With Apple Watch, Apple applies its Taptics Engine to relay system notifications, reinforce audio alerts and offer an overarching sensory experience not usually associated with a digital device. Impressively, Apple has integrated the technology so tightly as to make it feel almost organic, a feat rarely accomplished in a lineage of haptic feedback systems that goes back decades.

By providing contextual vibratory feedback, Apple is able to replicate taps, heartbeats, shakes and more. The effect is most apparent when combined with Watch's Digital Crown.


Apple's Taptic Engine works in cooperation with audio feedback from Apple Watch's speaker for a powerful tactile feedback experience.


For example, over-scrolling beyond the boundaries of a list triggers rubber-banding physics, a UI feature first introduced in Apple's original iPhone. On Watch, rotational crown input becomes exponentially less responsive after scrolling past the top or bottom edge of a text box, a process that continues until the UI hits a "breaking point" and snaps the onscreen list back to normal viewing parameters like a rubber band. Taptic Engine feedback reinforces what is seen onscreen by producing a sensation best described as a taut rubber band being plucked gently on your wrist.

Translating that same haptic feedback technology to a full-fledged iOS device would not only bring parity across Apple's range of portable products, but could serve to enhance the user experience in ways never before possible.

Imagine an iPhone or iPad capable of reproducing rubber-banding vibrations similar to Apple Watch, but on a larger scale. Relying on their fingertips instead of a wrist, users would be able to better differentiate minute changes in vibration that could open the door to a more compelling haptic language specific to iOS. Or perhaps Apple can embed two or more Taptic Engines, located opposite each other on a handheld device, all working together to produce a deeper and more convincing set of responses.
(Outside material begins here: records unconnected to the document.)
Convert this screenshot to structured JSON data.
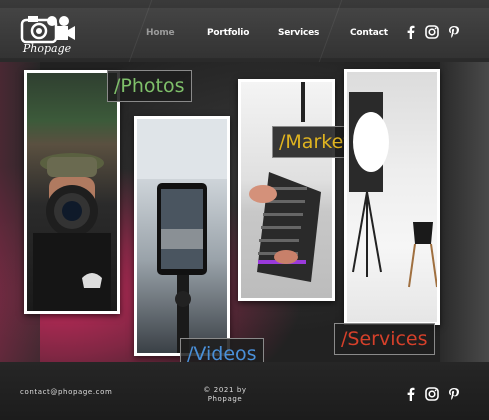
{
  "brand": {
    "logo_text": "Phopage"
  },
  "nav": {
    "items": [
      {
        "label": "Home",
        "active": true
      },
      {
        "label": "Portfolio",
        "active": false
      },
      {
        "label": "Services",
        "active": false
      },
      {
        "label": "Contact",
        "active": false
      }
    ]
  },
  "social": [
    "facebook-icon",
    "instagram-icon",
    "pinterest-icon"
  ],
  "labels": {
    "photos": "/Photos",
    "videos": "/Videos",
    "marketing": "/Marketing",
    "services": "/Services"
  },
  "colors": {
    "photos": "#7fc06a",
    "videos": "#4a90d9",
    "marketing": "#e0b420",
    "services": "#d6402a"
  },
  "footer": {
    "email": "contact@phopage.com",
    "copyright_line1": "© 2021 by",
    "copyright_line2": "Phopage"
  }
}
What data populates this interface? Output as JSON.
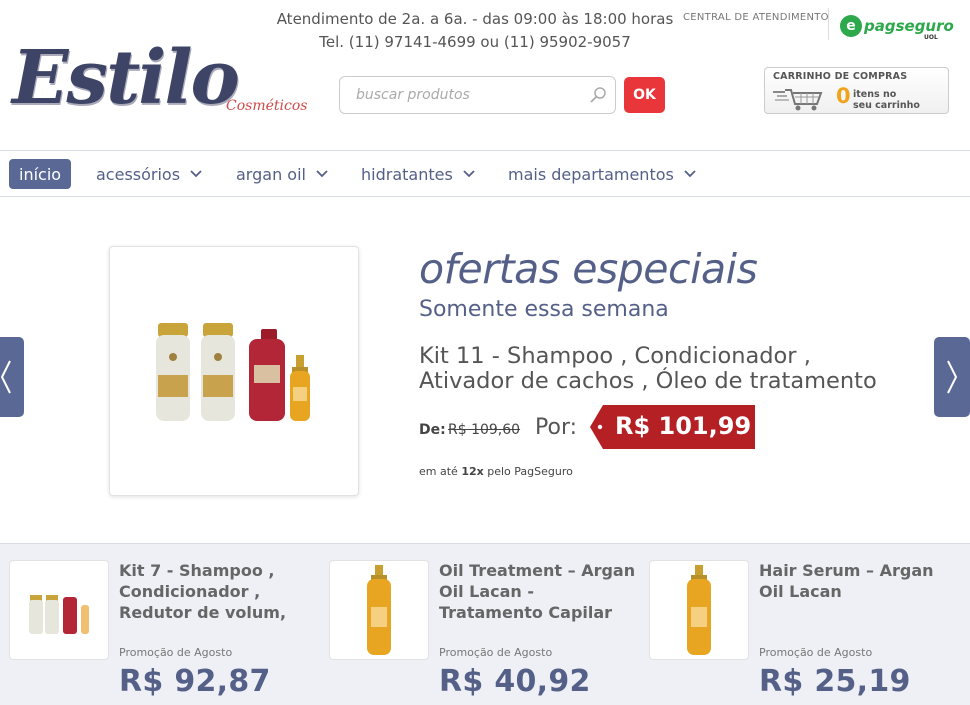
{
  "header": {
    "logo_text": "Estilo",
    "logo_subtitle": "Cosméticos",
    "hours_line1": "Atendimento de 2a. a 6a. - das 09:00 às 18:00 horas",
    "hours_line2": "Tel. (11) 97141-4699 ou (11) 95902-9057",
    "central_label": "CENTRAL DE ATENDIMENTO",
    "pagseguro_label": "pagseguro",
    "pagseguro_uol": "UOL",
    "search_placeholder": "buscar produtos",
    "search_button": "OK",
    "cart_title": "CARRINHO DE COMPRAS",
    "cart_count": "0",
    "cart_items_line1": "itens no",
    "cart_items_line2": "seu carrinho"
  },
  "nav": {
    "items": [
      {
        "label": "início",
        "active": true
      },
      {
        "label": "acessórios",
        "active": false
      },
      {
        "label": "argan oil",
        "active": false
      },
      {
        "label": "hidratantes",
        "active": false
      },
      {
        "label": "mais departamentos",
        "active": false
      }
    ]
  },
  "banner": {
    "title": "ofertas especiais",
    "subtitle": "Somente essa semana",
    "product_line1": "Kit 11 - Shampoo , Condicionador ,",
    "product_line2": "Ativador de cachos , Óleo de tratamento",
    "de_label": "De:",
    "old_price": "R$ 109,60",
    "por_label": "Por:",
    "price": "R$ 101,99",
    "installments_prefix": "em até",
    "installments_count": "12x",
    "installments_suffix": "pelo PagSeguro"
  },
  "products": [
    {
      "name": "Kit 7 - Shampoo , Condicionador , Redutor de volum,",
      "promo": "Promoção de Agosto",
      "price": "R$ 92,87"
    },
    {
      "name": "Oil Treatment – Argan Oil Lacan - Tratamento Capilar",
      "promo": "Promoção de Agosto",
      "price": "R$ 40,92"
    },
    {
      "name": "Hair Serum – Argan Oil Lacan",
      "promo": "Promoção de Agosto",
      "price": "R$ 25,19"
    }
  ],
  "colors": {
    "brand": "#556088",
    "nav_active": "#5a6896",
    "ok_button": "#e8363a",
    "price_tag": "#b52025",
    "cart_count": "#f0a41d",
    "pagseguro": "#2da84a"
  }
}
iPhone 6 linear actuator. | Source: iFixit


Games makers are always looking to deliver a more immersive experience, from the Nintendo 64 Rumble Pak in the late 90s and Microsoft's Force Feedback. Apple's Taptic Engine could serve an identical function in iPhone and iPad, but offer discrete, accurate in-game feedback generations removed from prior technology.

Rumors already claim the Taptic Engine is coming to next-generation "iPhone 6s" handsets, though it remains unclear how exactly Apple plans to integrate the requisite hardware. The company could simply scale up Apple Watch's Taptic Engine —some users complain the wearable's vibratory feedback is too weak —but with larger screens and handheld form factors, a more thoughtful approach to installation location, size and iOS-centric responses would be optimal.

In any case, the gains won by adding Taptic Engine tech to an already formidable arsenal of iOS UI and UX features could be hge if accomplished correctly, but such a leap could require much more than a beefed up version of what's offered with Watch.